■ WORK INSTRUCTIONS
Looking at the records below, count how many lines contain the string "FICES". Give that number alone.
>>
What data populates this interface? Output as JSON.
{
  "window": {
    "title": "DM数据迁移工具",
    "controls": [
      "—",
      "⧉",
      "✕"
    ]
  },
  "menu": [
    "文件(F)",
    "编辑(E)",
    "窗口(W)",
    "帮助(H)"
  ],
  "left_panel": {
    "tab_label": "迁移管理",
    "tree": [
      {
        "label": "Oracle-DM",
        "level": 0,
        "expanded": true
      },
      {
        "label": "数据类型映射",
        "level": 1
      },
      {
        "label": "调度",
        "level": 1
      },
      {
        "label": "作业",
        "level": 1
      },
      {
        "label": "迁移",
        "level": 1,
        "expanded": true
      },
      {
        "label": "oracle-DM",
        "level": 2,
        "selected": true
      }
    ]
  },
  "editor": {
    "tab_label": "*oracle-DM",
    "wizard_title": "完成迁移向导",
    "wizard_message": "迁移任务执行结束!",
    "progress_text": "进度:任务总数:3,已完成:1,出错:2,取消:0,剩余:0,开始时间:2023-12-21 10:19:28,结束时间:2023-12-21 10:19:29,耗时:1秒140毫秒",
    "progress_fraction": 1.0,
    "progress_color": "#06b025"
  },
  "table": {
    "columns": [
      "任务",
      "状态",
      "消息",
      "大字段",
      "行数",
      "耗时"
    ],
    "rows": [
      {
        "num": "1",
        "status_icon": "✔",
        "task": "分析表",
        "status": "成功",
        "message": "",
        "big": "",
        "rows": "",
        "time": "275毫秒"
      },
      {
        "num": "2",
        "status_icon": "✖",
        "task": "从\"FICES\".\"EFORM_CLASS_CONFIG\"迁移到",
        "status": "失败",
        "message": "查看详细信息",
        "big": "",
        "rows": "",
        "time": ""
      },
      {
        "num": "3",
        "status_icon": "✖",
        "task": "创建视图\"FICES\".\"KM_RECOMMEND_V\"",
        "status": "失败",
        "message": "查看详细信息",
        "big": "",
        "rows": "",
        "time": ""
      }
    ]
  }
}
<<
■ PROBLEM SOLUTION
2